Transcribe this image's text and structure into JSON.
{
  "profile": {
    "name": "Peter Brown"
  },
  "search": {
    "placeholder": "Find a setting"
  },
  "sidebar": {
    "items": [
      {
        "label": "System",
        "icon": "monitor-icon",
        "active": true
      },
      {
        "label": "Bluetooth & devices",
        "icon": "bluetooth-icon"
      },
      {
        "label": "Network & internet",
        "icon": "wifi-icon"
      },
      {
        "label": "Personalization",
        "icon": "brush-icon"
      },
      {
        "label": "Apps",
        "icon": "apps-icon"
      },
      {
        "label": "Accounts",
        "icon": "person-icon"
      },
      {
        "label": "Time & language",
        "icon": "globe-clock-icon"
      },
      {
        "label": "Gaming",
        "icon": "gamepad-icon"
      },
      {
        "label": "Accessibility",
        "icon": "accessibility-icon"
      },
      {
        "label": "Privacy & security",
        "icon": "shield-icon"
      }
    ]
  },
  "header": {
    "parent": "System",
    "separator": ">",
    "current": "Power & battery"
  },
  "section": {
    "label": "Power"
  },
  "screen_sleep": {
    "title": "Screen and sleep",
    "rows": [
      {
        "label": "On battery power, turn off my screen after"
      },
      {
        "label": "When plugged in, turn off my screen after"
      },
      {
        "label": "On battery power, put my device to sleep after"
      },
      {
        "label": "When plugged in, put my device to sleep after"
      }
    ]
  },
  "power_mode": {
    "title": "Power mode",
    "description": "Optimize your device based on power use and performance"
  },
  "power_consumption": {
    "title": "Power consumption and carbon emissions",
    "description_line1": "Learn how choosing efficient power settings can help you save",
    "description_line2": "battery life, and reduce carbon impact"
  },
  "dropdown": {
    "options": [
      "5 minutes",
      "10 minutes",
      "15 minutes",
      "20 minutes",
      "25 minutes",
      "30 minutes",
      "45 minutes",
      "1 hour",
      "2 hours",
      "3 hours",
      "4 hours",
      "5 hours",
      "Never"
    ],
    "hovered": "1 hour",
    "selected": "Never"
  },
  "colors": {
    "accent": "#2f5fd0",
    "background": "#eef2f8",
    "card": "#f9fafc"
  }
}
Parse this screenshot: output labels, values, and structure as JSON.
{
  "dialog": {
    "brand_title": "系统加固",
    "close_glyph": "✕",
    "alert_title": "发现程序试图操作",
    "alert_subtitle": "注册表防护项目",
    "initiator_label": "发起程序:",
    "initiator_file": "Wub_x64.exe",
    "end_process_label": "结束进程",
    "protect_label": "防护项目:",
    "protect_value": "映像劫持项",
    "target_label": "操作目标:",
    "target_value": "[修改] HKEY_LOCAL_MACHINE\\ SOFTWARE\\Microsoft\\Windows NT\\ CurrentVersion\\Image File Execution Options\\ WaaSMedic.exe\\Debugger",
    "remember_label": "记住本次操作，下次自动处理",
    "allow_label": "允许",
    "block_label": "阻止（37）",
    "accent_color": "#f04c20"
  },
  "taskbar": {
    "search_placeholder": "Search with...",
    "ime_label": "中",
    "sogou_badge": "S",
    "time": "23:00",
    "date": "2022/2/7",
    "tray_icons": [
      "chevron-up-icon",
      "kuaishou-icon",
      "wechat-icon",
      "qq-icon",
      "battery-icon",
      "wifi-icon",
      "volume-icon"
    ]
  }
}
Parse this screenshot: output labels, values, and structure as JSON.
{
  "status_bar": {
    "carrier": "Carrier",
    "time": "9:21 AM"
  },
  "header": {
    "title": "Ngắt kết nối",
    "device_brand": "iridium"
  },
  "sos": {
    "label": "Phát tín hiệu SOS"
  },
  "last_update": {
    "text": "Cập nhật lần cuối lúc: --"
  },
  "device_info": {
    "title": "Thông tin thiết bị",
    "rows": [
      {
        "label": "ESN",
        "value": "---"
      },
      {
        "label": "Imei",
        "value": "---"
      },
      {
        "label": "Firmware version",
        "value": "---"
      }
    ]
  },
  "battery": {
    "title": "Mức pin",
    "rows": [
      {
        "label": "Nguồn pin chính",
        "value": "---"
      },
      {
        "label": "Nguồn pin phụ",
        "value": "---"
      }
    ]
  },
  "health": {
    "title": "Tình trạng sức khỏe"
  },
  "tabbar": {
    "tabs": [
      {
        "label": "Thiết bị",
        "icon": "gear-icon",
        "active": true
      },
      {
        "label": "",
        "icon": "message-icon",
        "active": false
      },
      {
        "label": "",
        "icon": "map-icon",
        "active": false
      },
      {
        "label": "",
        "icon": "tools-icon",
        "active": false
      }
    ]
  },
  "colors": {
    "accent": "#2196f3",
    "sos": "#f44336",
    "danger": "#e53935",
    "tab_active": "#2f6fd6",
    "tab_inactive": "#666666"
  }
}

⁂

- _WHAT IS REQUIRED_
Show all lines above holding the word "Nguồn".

- _ANSWER TO THIS PROBLEM_
        "label": "Nguồn pin chính",
        "label": "Nguồn pin phụ",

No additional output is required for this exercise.